Ask someone to name a Hungarian composer, and they will probably say Liszt, or at a pinch, Bartók. Ask them to name a Hungarian opera and—assuming they can—it will likely be Bluebeard’s Castle. But scratch the surface, and the art form’s history in what was for decades the Austro-Hungarian Empire’s junior partner is a lot richer than is commonly known—as evidenced by the Hungarian State Opera’s current New York residency.
From Kodály to more obscure composers like Jenő Hubay and the émigrés Lehár and Goldmark, whose Queen of Sheba once graced the Met, many have left their mark. Then there are modernists like János Vajda, composer of Mario and the Magician, Péter Eötvös with 11 operas to date, and Kurtág, who at 92 will see his first opera premiere at La Scala this November.
Not bad, since—not counting Haydn’s Italian-cum-German works written for the Esterházys—Hungary has no real operatic history before the Romantic period.
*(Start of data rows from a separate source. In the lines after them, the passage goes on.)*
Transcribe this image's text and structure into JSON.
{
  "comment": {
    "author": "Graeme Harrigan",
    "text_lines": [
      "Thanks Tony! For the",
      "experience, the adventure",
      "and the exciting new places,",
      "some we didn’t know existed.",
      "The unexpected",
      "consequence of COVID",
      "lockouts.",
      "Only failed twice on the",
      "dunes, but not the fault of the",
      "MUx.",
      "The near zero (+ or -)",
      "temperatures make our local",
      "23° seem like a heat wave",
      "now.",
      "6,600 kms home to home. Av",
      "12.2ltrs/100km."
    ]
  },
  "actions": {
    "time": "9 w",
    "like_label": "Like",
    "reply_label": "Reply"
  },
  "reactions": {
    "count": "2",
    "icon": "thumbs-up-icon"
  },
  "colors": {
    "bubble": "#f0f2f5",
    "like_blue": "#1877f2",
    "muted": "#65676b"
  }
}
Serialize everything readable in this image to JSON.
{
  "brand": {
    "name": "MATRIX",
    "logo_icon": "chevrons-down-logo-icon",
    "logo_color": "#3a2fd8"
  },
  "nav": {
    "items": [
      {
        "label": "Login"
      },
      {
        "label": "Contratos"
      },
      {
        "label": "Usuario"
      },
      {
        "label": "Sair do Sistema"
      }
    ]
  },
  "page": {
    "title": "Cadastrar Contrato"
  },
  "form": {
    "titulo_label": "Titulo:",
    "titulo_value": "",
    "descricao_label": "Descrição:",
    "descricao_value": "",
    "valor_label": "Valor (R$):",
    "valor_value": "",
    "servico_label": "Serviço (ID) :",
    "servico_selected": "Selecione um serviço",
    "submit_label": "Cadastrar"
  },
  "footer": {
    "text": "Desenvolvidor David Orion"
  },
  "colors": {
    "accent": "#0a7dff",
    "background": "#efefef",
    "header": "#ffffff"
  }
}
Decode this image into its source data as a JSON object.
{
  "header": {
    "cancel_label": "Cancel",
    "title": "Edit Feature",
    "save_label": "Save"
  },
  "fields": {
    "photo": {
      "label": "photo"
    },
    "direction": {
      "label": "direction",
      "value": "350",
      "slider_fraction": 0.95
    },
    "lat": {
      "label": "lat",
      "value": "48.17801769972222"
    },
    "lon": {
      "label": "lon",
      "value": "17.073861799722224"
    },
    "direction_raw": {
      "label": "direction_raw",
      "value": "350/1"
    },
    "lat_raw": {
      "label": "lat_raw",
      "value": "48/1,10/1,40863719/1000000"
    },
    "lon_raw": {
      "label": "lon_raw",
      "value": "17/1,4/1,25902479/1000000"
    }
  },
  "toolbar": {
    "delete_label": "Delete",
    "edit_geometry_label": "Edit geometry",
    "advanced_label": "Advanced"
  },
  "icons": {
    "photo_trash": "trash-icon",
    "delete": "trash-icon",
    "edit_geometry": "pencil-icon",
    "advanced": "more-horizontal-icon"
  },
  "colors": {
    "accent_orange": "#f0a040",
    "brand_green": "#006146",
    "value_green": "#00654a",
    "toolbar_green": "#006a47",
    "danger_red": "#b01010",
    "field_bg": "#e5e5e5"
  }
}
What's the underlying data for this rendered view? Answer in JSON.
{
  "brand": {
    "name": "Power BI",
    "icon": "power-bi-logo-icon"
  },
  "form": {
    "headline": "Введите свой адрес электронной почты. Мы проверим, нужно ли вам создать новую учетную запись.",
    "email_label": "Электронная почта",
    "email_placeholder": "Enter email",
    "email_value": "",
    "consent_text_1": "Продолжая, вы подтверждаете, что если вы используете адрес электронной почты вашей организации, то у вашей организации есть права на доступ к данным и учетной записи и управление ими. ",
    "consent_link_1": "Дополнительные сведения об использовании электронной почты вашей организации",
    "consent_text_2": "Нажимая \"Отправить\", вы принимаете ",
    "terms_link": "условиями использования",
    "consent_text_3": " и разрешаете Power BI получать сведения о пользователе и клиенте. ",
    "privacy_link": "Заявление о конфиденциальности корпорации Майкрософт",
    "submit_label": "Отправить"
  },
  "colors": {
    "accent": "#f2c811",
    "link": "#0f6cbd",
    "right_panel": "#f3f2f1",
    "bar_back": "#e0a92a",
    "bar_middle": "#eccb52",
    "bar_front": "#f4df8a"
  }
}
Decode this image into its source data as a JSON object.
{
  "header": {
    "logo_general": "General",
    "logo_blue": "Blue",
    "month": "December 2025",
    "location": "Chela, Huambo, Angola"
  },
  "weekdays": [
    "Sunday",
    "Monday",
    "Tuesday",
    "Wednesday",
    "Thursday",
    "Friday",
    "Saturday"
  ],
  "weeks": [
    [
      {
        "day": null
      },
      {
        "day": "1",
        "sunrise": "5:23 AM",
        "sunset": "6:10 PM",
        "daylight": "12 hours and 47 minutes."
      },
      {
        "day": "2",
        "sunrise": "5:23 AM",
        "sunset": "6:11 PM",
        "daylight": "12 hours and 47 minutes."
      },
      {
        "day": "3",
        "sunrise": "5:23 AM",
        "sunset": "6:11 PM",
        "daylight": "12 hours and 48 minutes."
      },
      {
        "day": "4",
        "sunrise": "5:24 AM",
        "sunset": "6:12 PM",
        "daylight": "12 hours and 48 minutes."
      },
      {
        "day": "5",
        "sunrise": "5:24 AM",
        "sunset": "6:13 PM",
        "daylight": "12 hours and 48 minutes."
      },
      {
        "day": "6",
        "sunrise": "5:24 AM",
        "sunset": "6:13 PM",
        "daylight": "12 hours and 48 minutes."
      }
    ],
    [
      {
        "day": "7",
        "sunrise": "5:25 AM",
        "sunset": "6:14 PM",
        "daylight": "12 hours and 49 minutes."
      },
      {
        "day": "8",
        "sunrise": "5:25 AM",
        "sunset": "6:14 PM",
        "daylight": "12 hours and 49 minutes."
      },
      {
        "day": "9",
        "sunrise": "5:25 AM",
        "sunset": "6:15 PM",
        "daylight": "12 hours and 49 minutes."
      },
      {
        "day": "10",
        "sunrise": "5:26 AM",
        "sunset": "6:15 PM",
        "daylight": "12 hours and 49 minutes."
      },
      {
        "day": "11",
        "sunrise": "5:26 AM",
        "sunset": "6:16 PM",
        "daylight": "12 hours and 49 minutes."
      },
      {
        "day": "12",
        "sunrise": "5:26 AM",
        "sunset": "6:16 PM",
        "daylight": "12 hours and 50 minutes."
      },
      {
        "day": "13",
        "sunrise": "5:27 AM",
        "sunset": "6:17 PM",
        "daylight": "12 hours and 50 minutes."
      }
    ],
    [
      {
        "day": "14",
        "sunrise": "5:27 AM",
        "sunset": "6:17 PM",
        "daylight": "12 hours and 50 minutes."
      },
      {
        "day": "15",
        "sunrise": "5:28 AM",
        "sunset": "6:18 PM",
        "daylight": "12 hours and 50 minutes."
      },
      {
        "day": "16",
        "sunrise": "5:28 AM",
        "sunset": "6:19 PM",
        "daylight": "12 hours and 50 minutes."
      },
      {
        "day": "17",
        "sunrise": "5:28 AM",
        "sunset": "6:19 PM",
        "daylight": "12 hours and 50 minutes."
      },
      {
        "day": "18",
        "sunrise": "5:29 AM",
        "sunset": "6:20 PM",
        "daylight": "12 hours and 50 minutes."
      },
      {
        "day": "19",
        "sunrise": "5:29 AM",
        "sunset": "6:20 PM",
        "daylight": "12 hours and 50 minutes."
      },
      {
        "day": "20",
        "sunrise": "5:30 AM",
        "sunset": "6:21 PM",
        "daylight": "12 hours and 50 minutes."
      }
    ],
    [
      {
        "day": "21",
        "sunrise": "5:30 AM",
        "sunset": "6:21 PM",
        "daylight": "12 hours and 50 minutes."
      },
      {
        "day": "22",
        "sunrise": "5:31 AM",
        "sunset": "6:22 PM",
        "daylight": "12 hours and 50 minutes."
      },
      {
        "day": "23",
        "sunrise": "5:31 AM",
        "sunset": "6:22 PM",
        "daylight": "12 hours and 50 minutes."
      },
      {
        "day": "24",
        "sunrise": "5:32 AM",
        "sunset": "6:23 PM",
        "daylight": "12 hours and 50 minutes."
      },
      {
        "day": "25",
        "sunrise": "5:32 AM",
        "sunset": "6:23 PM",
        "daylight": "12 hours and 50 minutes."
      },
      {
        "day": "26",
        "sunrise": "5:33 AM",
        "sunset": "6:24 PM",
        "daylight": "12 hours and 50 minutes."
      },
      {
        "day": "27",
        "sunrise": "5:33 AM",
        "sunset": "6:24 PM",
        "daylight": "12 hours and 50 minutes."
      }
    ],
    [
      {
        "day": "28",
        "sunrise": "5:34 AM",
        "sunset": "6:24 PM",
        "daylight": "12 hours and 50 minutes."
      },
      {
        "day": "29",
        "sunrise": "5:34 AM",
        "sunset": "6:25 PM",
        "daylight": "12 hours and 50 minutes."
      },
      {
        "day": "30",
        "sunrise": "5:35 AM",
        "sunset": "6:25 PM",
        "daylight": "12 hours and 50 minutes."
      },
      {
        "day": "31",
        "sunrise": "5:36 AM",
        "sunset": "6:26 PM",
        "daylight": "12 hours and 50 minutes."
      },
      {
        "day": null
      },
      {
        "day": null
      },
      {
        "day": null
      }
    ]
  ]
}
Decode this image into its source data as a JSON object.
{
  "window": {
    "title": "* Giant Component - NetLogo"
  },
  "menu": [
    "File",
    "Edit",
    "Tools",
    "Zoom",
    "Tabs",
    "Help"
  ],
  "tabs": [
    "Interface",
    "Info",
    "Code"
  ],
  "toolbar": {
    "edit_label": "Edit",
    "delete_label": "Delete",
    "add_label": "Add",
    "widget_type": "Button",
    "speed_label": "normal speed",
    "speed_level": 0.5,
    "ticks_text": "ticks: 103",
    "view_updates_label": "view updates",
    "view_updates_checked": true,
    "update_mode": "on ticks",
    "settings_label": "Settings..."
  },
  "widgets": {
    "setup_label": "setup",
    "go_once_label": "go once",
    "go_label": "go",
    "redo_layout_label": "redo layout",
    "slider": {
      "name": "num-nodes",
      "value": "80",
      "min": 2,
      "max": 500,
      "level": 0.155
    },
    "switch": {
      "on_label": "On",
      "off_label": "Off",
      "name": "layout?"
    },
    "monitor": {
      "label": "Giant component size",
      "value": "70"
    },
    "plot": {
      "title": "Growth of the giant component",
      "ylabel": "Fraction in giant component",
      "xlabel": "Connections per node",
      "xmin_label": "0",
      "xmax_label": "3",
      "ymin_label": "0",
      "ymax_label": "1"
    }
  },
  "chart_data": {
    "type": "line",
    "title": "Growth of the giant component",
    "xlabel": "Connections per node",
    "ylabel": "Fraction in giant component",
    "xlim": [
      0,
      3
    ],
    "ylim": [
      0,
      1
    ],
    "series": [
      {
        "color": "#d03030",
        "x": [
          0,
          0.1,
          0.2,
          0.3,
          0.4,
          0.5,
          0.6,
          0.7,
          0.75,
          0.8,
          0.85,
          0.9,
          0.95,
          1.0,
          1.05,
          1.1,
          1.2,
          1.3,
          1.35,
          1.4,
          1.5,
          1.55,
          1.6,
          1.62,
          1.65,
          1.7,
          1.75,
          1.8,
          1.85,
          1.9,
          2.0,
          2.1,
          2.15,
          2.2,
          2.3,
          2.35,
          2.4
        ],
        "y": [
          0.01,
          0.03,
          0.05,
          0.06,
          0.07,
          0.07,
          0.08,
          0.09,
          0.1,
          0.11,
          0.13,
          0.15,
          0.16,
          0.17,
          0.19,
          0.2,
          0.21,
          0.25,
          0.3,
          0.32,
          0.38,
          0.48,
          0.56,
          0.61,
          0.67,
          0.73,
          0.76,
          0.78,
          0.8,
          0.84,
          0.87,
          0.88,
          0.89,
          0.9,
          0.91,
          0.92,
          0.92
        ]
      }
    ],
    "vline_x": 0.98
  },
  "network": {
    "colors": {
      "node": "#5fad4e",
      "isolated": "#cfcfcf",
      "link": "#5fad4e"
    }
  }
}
If József Chudy’s 1793 Prince Pikkó is generally considered the first Hungarian opera, such works are mostly derivative of German and Viennese singspiel. No, it took the indefatigable Ferenc Erkel, known as the father of Hungarian opera, to nail his country’s musical colors to the mast.
Born in 1810, the following 83 years saw him compose the national anthem, become known as the man who introduced Berlioz to the Rákóczi March, a tune the latter would use in his Damnation of Faust, and even find fame as an international chess champion. Erkel led the Budapest Philharmonic, which he founded in 1853, and directed the Hungarian Academy of Music until 1886. But it was as the composer of ten operas, all on national themes, and as the first music director of the Hungarian Royal Opera, that he left his greatest legacy.
Hungarian opera had started to take wing in Pest, where in 1822 József Ruzitska’s Béla’s Flight fired the national consciousness with its verbunkos themes and a popular aria reflecting the “groans of downtrodden Hungarians”. The Pest Hungarian Theatre opened in 1837, to be renamed the National Theatre three years later. Although a political football, kicked around by opera lovers and its detractors, it was there Erkel scored his first successes with Bátori Mária (1840) and the immensely popular historical epic Hunyadi László (1844). His acknowledged masterpiece Bánk Bán triumphed in 1861 (its hit aria, Hazám, Hazám (My homeland, My homeland), has even been sung by Plácido Domingo).
When the Austro-Hungarian dual monarchy of 1867 placed too many competing claims on the National Theatre’s resources, Erkel was at the forefront of those lobbying for an independent venue for opera. The plan for a State Opera House was put out to competitive tender, with Miklós Ybl’s Neo-Renaissance design winning hands down. A cross between a grand national theatre and an intimate court opera, the architect was under diplomatic pressure to make his 1200-seat jewel box smaller than its cousin, the Vienna Court Opera. Nevertheless, built primarily with Hungarian materials with the odd bit of Carrara marble thrown in, most—including Emperor Franz Josef I who attended its 1884 opening and, unu-sually for him, remained in his seat all the way to intermission—felt it exceeded the Viennese house in beauty, taste and acoustic design.
Perversely, Erkel’s works, which frequently celebrated Hungarians chafing under an oppressor’s yoke, were now deemed too ‘patriotic’ for an Austro-Hungarian opera house, but by 1888, when the country celebrated his 50th anniversary as a conductor, the by now national treasure was presented with a wreath by the Opera’s new director, Gustav Mahler.
The later 19th and early 20th centuries saw the State Opera go from strength to strength, and while the works of Wagner and Puccini gained in ascendancy, ‘local’ talent was also championed, particularly by director Nicholas Bánffy who staged Bartók’s ballet The Wooden Prince in 1917 and premiered Bluebeard’s Castle the following year.
In 1911, the opening of the 2000-seat ‘People’s Opera’, now known as the Erkel Theatre, gave the company a welcome boost in creative capacity, and today the Hungarian State Opera regularly gives over 450 performances a year of a staggering 60 to 70 operas. In 2016 and 2017 it was lauded as the ‘busiest opera company’ in the world by classical music website Bachtrack.
Next year will see the opening of The Eiffel Art Studios, a redesigned 20,000 square-meter former train and railway carriage workshop, which will include the new 400-seat Bánffy Stage alongside much-needed set and costume workshops. In the meantime, their first ever residency in the Big Apple gives American audiences the opportunity to explore four distinctively national operas—Bánk Bán, The Queen of Sheba, Bluebeard’s Castle, and Mario and the Magician—presented by a company, which can uniquely claim to have the blood and music of Hungary coursing through its every vein.
Clive Paget is a freelance arts writer, critic, and Editor-at-Large for Australia’s Limelight Magazine. Formerly a theater director, he was music theater consultant at London’s National Theatre from 2002 to 2007.